Exercise data below:

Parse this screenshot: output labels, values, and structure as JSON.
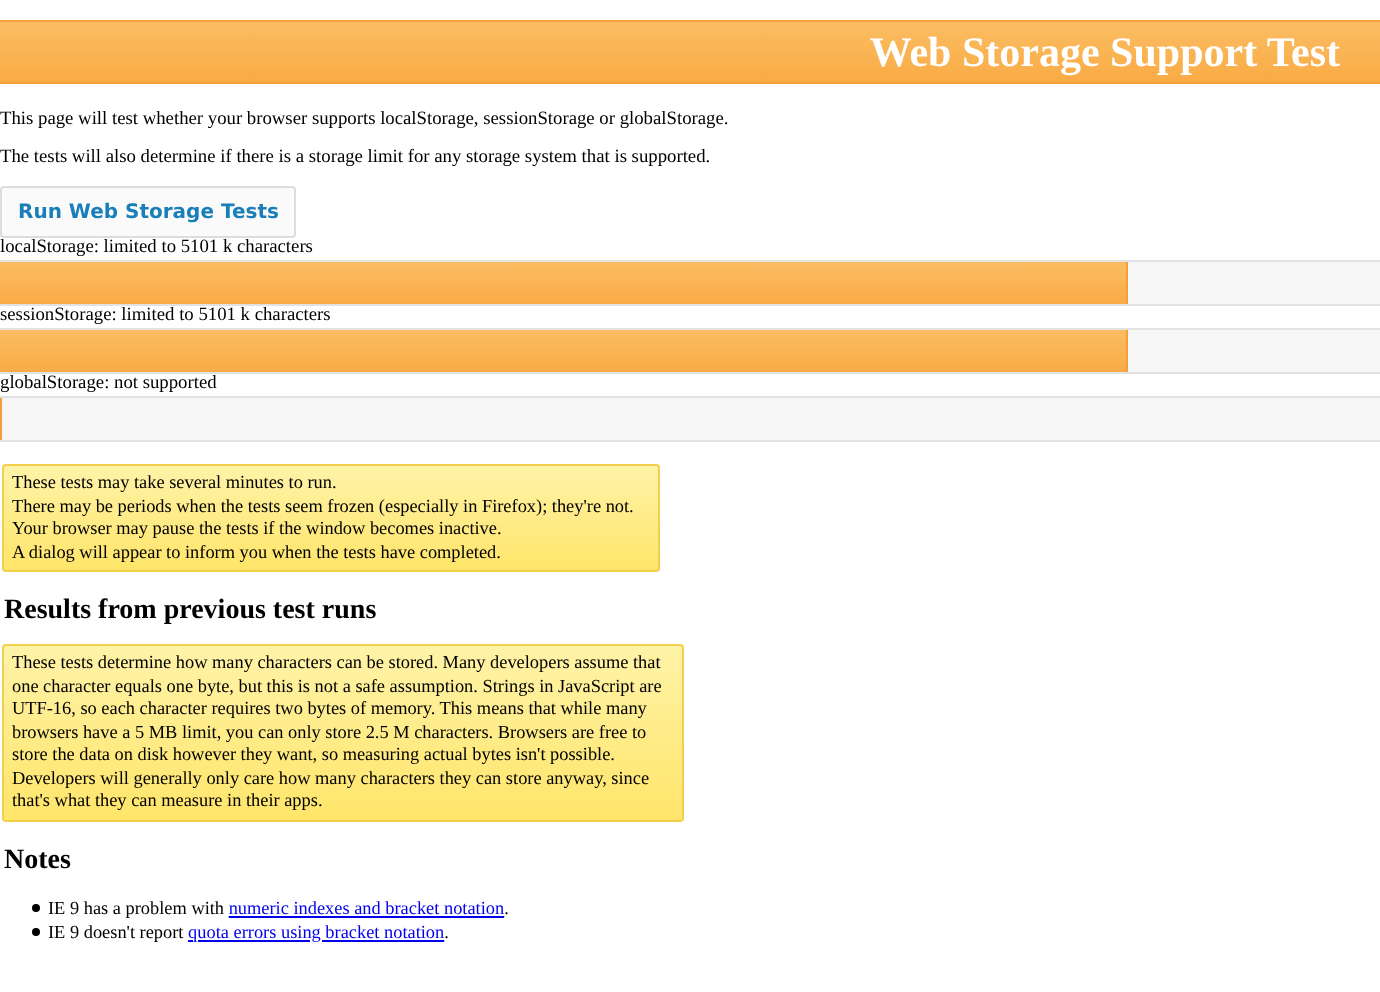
{
  "header": {
    "title": "Web Storage Support Test"
  },
  "intro": [
    "This page will test whether your browser supports localStorage, sessionStorage or globalStorage.",
    "The tests will also determine if there is a storage limit for any storage system that is supported."
  ],
  "run_button": {
    "label": "Run Web Storage Tests"
  },
  "storages": [
    {
      "label": "localStorage: limited to 5101 k characters",
      "level": 0.817
    },
    {
      "label": "sessionStorage: limited to 5101 k characters",
      "level": 0.817
    },
    {
      "label": "globalStorage: not supported",
      "level": 0
    }
  ],
  "warning": [
    "These tests may take several minutes to run.",
    "There may be periods when the tests seem frozen (especially in Firefox); they're not.",
    "Your browser may pause the tests if the window becomes inactive.",
    "A dialog will appear to inform you when the tests have completed."
  ],
  "results": {
    "heading": "Results from previous test runs",
    "text": "These tests determine how many characters can be stored. Many developers assume that one character equals one byte, but this is not a safe assumption. Strings in JavaScript are UTF-16, so each character requires two bytes of memory. This means that while many browsers have a 5 MB limit, you can only store 2.5 M characters. Browsers are free to store the data on disk however they want, so measuring actual bytes isn't possible. Developers will generally only care how many characters they can store anyway, since that's what they can measure in their apps."
  },
  "notes": {
    "heading": "Notes",
    "items": [
      {
        "before": "IE 9 has a problem with ",
        "link": "numeric indexes and bracket notation",
        "after": "."
      },
      {
        "before": "IE 9 doesn't report ",
        "link": "quota errors using bracket notation",
        "after": "."
      }
    ]
  }
}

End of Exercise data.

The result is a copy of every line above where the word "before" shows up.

        "before": "IE 9 has a problem with ",
        "before": "IE 9 doesn't report ",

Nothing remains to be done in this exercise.